Work item:
State, as a single number, how many lines in the data below contain "more".

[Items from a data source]

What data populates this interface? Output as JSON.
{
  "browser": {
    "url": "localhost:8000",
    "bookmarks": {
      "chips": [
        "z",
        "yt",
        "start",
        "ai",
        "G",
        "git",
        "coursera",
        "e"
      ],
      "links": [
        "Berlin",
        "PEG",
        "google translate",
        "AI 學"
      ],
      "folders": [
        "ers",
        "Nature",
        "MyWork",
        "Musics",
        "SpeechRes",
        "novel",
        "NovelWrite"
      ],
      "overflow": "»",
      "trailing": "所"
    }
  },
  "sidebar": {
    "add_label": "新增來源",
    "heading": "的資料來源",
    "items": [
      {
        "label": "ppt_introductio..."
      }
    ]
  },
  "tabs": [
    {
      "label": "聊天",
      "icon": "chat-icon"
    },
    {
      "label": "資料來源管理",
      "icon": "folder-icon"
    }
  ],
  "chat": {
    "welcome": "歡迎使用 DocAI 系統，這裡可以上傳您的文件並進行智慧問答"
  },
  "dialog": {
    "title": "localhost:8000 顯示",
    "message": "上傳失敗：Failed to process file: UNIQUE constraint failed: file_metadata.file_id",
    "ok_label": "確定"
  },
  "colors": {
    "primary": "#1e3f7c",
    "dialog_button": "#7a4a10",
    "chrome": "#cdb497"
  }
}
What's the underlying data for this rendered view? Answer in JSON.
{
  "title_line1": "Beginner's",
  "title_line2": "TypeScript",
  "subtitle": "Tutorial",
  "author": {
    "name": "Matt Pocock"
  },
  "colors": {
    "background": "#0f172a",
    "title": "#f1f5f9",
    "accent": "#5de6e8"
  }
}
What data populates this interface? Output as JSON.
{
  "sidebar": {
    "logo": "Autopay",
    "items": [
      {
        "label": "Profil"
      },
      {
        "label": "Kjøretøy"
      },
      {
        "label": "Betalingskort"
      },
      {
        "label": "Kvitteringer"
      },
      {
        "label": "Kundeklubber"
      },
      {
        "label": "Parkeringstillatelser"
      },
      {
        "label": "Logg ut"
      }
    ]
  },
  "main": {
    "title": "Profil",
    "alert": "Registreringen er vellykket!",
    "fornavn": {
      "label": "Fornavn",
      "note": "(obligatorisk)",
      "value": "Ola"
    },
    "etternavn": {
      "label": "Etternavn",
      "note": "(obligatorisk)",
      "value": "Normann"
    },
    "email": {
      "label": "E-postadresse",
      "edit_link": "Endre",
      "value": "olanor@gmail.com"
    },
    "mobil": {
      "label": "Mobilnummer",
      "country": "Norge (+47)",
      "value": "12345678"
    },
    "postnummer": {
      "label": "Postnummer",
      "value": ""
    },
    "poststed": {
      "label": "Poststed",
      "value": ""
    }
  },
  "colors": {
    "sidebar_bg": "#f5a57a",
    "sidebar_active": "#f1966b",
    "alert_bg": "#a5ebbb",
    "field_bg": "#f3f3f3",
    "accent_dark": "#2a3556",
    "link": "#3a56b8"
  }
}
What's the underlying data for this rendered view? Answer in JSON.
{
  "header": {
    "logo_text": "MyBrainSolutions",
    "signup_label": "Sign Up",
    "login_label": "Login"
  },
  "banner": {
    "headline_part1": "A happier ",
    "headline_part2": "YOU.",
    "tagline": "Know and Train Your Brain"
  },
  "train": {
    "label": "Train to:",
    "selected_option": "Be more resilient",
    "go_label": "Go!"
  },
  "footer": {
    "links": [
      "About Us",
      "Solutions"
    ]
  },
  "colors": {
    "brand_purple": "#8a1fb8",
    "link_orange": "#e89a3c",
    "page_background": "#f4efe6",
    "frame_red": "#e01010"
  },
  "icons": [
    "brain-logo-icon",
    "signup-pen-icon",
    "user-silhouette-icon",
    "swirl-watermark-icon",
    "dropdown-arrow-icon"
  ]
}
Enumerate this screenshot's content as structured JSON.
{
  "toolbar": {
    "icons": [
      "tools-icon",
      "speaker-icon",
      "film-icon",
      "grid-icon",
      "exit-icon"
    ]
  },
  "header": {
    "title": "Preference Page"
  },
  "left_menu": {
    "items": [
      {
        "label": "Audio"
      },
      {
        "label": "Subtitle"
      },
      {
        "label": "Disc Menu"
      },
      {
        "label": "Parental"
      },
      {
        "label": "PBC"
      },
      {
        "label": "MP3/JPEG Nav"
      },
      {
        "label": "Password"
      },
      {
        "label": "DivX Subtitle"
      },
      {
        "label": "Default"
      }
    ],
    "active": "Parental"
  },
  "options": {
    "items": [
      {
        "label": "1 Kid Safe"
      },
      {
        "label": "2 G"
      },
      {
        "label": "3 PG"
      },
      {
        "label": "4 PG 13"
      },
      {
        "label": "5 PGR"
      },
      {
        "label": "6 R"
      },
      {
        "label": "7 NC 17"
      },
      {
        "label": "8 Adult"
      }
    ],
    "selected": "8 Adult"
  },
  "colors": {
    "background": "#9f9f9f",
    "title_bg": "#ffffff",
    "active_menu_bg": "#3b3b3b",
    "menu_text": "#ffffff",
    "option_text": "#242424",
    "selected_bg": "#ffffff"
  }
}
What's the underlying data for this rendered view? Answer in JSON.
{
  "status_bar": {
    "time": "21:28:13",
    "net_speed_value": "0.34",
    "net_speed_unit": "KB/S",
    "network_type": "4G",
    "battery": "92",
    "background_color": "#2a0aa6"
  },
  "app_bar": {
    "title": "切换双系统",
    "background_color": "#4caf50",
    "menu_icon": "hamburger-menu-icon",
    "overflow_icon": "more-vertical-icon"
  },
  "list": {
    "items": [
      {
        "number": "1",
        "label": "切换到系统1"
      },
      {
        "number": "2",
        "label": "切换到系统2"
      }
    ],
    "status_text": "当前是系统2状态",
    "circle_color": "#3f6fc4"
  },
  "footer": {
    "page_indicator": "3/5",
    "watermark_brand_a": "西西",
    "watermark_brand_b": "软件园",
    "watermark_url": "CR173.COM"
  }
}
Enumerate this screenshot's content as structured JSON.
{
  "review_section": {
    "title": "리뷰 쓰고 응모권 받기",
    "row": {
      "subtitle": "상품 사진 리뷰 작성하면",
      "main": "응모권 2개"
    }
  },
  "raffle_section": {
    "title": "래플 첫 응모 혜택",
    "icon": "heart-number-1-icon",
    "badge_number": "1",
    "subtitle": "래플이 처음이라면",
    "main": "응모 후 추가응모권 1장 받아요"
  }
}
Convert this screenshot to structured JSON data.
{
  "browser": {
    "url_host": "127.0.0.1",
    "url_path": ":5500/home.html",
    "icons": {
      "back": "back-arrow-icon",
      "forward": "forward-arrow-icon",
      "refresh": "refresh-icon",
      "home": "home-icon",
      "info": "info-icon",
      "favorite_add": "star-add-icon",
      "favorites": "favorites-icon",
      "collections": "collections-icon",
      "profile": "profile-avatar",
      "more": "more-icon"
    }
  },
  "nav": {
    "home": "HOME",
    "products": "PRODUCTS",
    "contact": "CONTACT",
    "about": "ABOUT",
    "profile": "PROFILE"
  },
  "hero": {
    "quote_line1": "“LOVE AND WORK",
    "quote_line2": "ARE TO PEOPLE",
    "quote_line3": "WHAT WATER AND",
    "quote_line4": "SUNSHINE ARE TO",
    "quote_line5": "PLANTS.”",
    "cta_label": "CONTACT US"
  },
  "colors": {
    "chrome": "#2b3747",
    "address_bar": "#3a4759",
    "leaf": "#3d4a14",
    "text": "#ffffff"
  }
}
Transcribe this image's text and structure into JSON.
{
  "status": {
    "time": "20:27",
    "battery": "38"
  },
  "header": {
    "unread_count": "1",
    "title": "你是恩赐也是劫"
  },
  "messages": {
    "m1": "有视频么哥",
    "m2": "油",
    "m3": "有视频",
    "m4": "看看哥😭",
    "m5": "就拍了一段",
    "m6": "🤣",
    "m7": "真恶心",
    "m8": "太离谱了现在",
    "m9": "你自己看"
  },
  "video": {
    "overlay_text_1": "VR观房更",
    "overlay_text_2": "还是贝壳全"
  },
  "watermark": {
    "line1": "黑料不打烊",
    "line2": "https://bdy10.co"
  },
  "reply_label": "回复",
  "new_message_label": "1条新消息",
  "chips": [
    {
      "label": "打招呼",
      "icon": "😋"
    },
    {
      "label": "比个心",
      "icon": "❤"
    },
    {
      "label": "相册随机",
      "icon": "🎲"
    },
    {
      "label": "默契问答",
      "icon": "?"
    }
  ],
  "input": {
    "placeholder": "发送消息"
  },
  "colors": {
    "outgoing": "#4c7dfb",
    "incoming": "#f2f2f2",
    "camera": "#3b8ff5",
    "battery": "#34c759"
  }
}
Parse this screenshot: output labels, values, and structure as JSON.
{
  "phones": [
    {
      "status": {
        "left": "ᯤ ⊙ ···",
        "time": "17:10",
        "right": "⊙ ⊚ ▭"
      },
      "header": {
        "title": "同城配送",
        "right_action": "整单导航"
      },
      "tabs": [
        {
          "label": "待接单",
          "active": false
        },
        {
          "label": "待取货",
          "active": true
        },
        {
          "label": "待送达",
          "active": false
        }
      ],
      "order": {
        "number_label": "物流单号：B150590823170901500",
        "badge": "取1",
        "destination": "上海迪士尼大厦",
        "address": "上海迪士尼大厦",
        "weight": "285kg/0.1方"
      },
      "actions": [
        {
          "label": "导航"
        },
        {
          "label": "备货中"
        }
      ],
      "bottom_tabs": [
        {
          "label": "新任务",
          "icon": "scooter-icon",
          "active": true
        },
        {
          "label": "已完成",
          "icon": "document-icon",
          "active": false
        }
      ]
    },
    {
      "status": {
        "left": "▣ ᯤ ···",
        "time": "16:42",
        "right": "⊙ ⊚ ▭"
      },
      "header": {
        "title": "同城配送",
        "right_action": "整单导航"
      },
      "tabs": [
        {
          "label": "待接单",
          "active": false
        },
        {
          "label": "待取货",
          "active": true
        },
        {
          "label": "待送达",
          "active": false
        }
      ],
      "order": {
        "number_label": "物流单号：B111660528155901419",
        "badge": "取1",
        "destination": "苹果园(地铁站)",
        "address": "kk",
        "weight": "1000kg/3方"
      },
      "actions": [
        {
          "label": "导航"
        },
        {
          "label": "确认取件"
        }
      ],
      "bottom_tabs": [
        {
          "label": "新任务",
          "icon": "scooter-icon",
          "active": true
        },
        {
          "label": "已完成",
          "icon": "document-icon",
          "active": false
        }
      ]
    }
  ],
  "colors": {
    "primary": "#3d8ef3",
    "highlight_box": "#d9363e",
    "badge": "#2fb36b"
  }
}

Answer to the exercise:
3